In November 2013, he was acquitted of four charges related to what police said was an assault in May of that year on his girlfriend at the time. In the charging documents, police said Almeda had been drinking when the assault occurred. The girlfriend went to Almeda’s parents for help. Police showed up shortly thereafter and found bullet holes in the house and window and his girlfriend’s car door. During the trial, Almeda’s parents invoked and were granted Fifth Amendment immunity, and as a result did not testify before jurors.  

Paul Miovas Jr., the prosecutor handling the current case, said the state would not comment on the reasons a jury acquitted Almeda “as we are not privy to their deliberations and would not want to speculate on a matter that is clearly the province of the jury in our criminal process,” he wrote in an email.

The state will examine all of Almeda’s criminal history, including evidence presented in the 2013 trial, he said. 

“It is the state’s obligation to refrain from making any comments that may inhibit Mr. Almeda’s ability to get a fair trial,” Miovas said.

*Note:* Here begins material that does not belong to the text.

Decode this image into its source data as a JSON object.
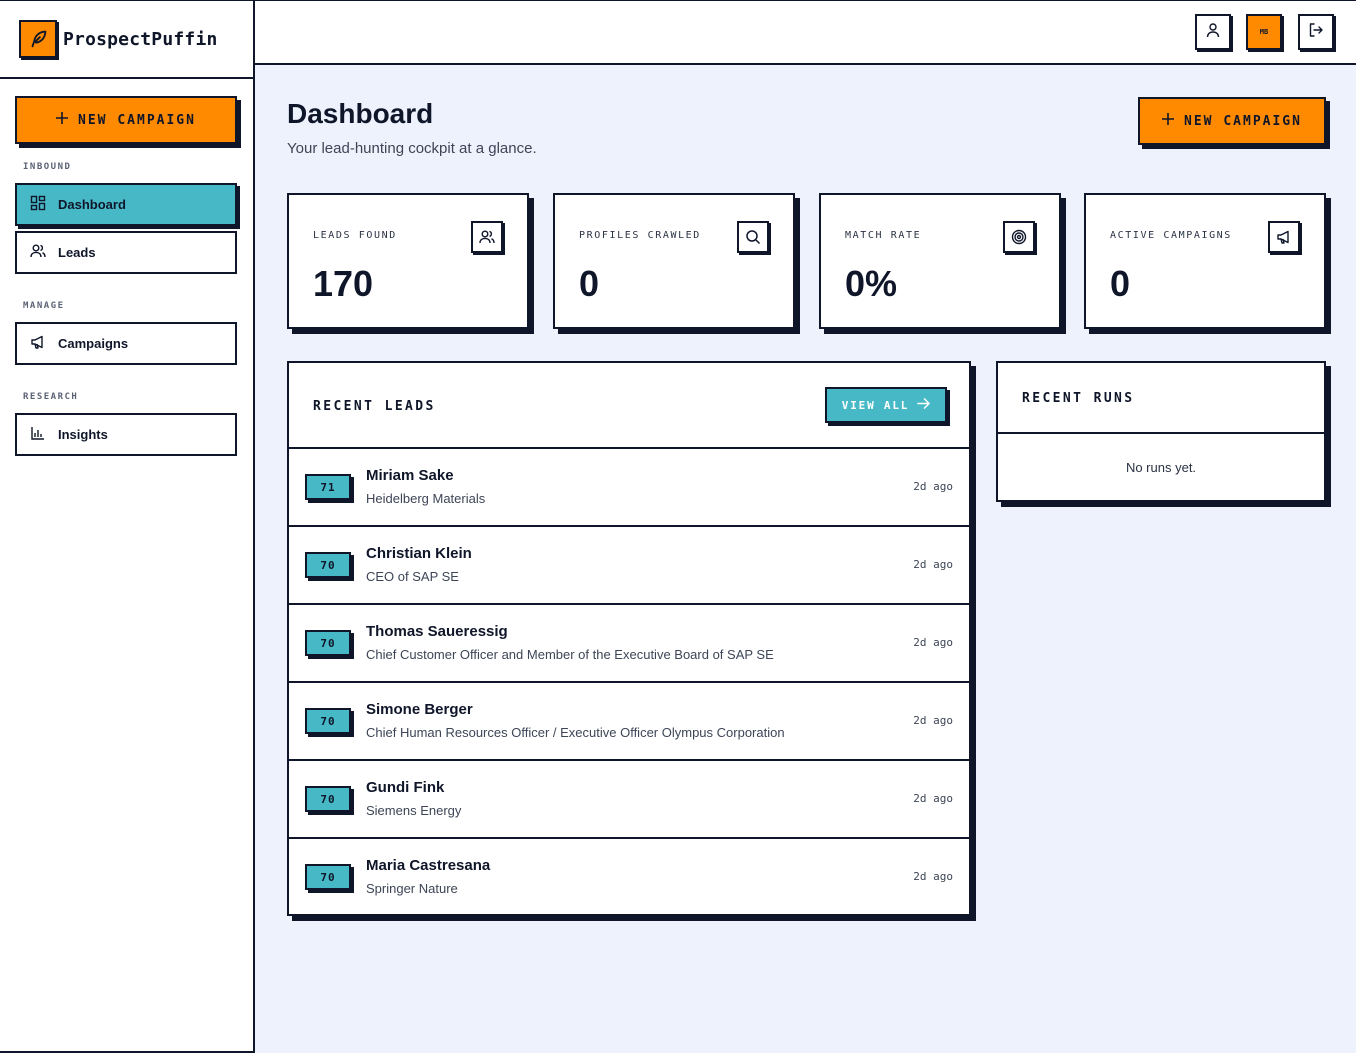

Almeda attended Service High School, where he played on the football and baseball teams. His father, Phillip Almeda, was reached briefly by phone Thursday. 

“All I’ve got to say is, it’s to be determined,” Phillip Almeda said before referring questions to his lawyer. 

'Everybody loved her'

Moore graduated from Dimond High School, where she played volleyball. The youngest of three sisters, Moore was described by family and others who knew her as an upbeat, spirited young woman who loved riding her dirt bike and playing mud volleyball at Big Lake. 

“She was a great, great girl, and everybody loved her,” said her father, Butch Moore, in an initial phone conversation early Thursday afternoon, adding that he did not yet know the details of what had happened. 

In separate emailed statements, her older sisters, Brooke and Brandi Moore, said Breanna had an “infectious spirit” and was the most outgoing and talkative of the three siblings. She loved animals and spent each Wednesday at a shelter for cats, and also cared for dogs and a pet chameleon, Brooke Moore said. 

“I cannot say how much it saddens me to know that she isn’t here with us anymore, when she had so much life ahead of her,” Brooke Moore wrote. 

Butch Moore said his daughter wanted to be a dental hygienist. And she was on track, working full-time as a dental assistant in the hygiene program at Health Centered Dentistry in Anchorage. 

David Mishler, co-owner of the clinic, said Thursday his staff was shocked and devastated by Moore’s death. He described her as intelligent, optimistic and determined.  

She was originally a patient at the clinic and wanted a job, but at first was turned down because she didn’t have enough experience, Mishler said.

“She kept coming back until we finally hired her,” Mishler said. 

He said she was a valuable employee who seemed to be constantly humming a song, singing or bouncing. 

“She was a good person, a very good person,” Mishler said. “And she had tremendous potential.” 

Reach Devin Kelly at dkelly@adn.com. Reach Jerzy Shedlock at jerzy@alaskadispatch.com.


By DEVIN KELLY and JERZY SHEDLOCK
Anchorage Daily News/ Alaska Dispatch